- _Task description_: Repeat each record word for word. Leave nothing out.
*** Given information
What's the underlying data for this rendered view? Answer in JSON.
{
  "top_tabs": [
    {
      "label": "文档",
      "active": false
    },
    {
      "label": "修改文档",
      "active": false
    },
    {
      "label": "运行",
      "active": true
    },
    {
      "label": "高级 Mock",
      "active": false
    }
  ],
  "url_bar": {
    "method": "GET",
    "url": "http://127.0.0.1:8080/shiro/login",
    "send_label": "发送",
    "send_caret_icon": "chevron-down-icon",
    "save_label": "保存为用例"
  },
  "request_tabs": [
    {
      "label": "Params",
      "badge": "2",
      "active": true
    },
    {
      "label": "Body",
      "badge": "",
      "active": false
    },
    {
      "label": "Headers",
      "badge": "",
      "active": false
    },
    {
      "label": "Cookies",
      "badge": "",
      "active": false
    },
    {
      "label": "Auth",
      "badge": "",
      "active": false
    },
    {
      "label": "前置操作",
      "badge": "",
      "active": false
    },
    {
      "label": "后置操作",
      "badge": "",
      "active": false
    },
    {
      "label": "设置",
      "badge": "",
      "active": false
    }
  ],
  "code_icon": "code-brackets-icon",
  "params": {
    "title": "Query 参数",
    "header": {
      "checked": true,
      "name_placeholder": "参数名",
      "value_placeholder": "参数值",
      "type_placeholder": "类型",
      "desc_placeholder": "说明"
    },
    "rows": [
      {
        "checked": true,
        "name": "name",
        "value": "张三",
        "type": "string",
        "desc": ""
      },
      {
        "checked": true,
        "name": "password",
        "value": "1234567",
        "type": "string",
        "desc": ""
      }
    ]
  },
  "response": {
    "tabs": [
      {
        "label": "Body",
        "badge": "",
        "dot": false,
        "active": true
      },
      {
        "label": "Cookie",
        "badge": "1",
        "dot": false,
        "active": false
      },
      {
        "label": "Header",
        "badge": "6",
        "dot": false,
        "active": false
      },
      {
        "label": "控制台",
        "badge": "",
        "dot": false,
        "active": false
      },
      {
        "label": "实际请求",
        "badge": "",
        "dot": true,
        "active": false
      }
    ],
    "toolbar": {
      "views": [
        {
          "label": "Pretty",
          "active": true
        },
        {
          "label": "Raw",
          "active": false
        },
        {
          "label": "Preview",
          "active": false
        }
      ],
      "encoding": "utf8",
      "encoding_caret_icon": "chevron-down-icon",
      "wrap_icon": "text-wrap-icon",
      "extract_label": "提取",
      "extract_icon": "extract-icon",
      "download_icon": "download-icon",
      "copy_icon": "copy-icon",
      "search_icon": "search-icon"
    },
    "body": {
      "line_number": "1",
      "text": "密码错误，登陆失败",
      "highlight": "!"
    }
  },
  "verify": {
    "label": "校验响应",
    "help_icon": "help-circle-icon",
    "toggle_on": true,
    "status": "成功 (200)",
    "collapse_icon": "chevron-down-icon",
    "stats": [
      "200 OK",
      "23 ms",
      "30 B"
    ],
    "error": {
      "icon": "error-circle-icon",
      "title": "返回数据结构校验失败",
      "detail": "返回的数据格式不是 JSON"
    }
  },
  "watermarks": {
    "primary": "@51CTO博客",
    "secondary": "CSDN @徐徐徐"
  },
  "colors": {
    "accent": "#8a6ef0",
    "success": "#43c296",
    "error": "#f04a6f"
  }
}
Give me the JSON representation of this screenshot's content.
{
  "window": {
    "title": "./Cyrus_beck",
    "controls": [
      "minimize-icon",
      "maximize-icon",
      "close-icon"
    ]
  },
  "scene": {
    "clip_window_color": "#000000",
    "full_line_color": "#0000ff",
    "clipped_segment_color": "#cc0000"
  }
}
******
- _Solved problem_:
What's the underlying data for this rendered view? Answer in JSON.
{
  "top_tabs": [
    {
      "label": "文档",
      "active": false
    },
    {
      "label": "修改文档",
      "active": false
    },
    {
      "label": "运行",
      "active": true
    },
    {
      "label": "高级 Mock",
      "active": false
    }
  ],
  "url_bar": {
    "method": "GET",
    "url": "http://127.0.0.1:8080/shiro/login",
    "send_label": "发送",
    "send_caret_icon": "chevron-down-icon",
    "save_label": "保存为用例"
  },
  "request_tabs": [
    {
      "label": "Params",
      "badge": "2",
      "active": true
    },
    {
      "label": "Body",
      "badge": "",
      "active": false
    },
    {
      "label": "Headers",
      "badge": "",
      "active": false
    },
    {
      "label": "Cookies",
      "badge": "",
      "active": false
    },
    {
      "label": "Auth",
      "badge": "",
      "active": false
    },
    {
      "label": "前置操作",
      "badge": "",
      "active": false
    },
    {
      "label": "后置操作",
      "badge": "",
      "active": false
    },
    {
      "label": "设置",
      "badge": "",
      "active": false
    }
  ],
  "code_icon": "code-brackets-icon",
  "params": {
    "title": "Query 参数",
    "header": {
      "checked": true,
      "name_placeholder": "参数名",
      "value_placeholder": "参数值",
      "type_placeholder": "类型",
      "desc_placeholder": "说明"
    },
    "rows": [
      {
        "checked": true,
        "name": "name",
        "value": "张三",
        "type": "string",
        "desc": ""
      },
      {
        "checked": true,
        "name": "password",
        "value": "1234567",
        "type": "string",
        "desc": ""
      }
    ]
  },
  "response": {
    "tabs": [
      {
        "label": "Body",
        "badge": "",
        "dot": false,
        "active": true
      },
      {
        "label": "Cookie",
        "badge": "1",
        "dot": false,
        "active": false
      },
      {
        "label": "Header",
        "badge": "6",
        "dot": false,
        "active": false
      },
      {
        "label": "控制台",
        "badge": "",
        "dot": false,
        "active": false
      },
      {
        "label": "实际请求",
        "badge": "",
        "dot": true,
        "active": false
      }
    ],
    "toolbar": {
      "views": [
        {
          "label": "Pretty",
          "active": true
        },
        {
          "label": "Raw",
          "active": false
        },
        {
          "label": "Preview",
          "active": false
        }
      ],
      "encoding": "utf8",
      "encoding_caret_icon": "chevron-down-icon",
      "wrap_icon": "text-wrap-icon",
      "extract_label": "提取",
      "extract_icon": "extract-icon",
      "download_icon": "download-icon",
      "copy_icon": "copy-icon",
      "search_icon": "search-icon"
    },
    "body": {
      "line_number": "1",
      "text": "密码错误，登陆失败",
      "highlight": "!"
    }
  },
  "verify": {
    "label": "校验响应",
    "help_icon": "help-circle-icon",
    "toggle_on": true,
    "status": "成功 (200)",
    "collapse_icon": "chevron-down-icon",
    "stats": [
      "200 OK",
      "23 ms",
      "30 B"
    ],
    "error": {
      "icon": "error-circle-icon",
      "title": "返回数据结构校验失败",
      "detail": "返回的数据格式不是 JSON"
    }
  },
  "watermarks": {
    "primary": "@51CTO博客",
    "secondary": "CSDN @徐徐徐"
  },
  "colors": {
    "accent": "#8a6ef0",
    "success": "#43c296",
    "error": "#f04a6f"
  }
}
Give me the JSON representation of this screenshot's content.
{
  "window": {
    "title": "./Cyrus_beck",
    "controls": [
      "minimize-icon",
      "maximize-icon",
      "close-icon"
    ]
  },
  "scene": {
    "clip_window_color": "#000000",
    "full_line_color": "#0000ff",
    "clipped_segment_color": "#cc0000"
  }
}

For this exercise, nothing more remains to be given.